----- Supplied data
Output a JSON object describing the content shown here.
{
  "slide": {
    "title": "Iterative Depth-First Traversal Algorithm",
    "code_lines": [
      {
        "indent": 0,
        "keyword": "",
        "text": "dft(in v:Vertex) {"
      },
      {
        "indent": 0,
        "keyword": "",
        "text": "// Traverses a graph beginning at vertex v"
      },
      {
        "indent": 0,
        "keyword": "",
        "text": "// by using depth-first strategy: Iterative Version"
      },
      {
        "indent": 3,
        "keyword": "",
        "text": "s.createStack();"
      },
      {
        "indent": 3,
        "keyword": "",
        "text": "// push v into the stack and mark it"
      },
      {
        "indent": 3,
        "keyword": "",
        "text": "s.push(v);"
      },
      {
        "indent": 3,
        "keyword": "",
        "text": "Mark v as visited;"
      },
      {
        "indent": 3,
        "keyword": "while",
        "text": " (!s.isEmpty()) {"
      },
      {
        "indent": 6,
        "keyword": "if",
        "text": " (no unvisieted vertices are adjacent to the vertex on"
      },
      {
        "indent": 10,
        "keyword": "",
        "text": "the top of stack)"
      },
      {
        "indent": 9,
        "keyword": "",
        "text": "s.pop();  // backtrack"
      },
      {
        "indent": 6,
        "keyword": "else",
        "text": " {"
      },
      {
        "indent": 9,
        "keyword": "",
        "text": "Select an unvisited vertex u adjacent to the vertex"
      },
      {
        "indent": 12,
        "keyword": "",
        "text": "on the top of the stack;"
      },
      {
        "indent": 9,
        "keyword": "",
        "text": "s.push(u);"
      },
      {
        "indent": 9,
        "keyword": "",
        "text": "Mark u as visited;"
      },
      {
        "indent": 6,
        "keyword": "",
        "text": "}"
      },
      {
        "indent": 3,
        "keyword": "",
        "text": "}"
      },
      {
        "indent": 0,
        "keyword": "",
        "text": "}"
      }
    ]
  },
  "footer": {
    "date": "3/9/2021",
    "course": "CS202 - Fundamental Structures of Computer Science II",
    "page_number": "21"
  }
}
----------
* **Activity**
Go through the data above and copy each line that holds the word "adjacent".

* **Answer space**
        "text": " (no unvisieted vertices are adjacent to the vertex on"
        "text": "Select an unvisited vertex u adjacent to the vertex"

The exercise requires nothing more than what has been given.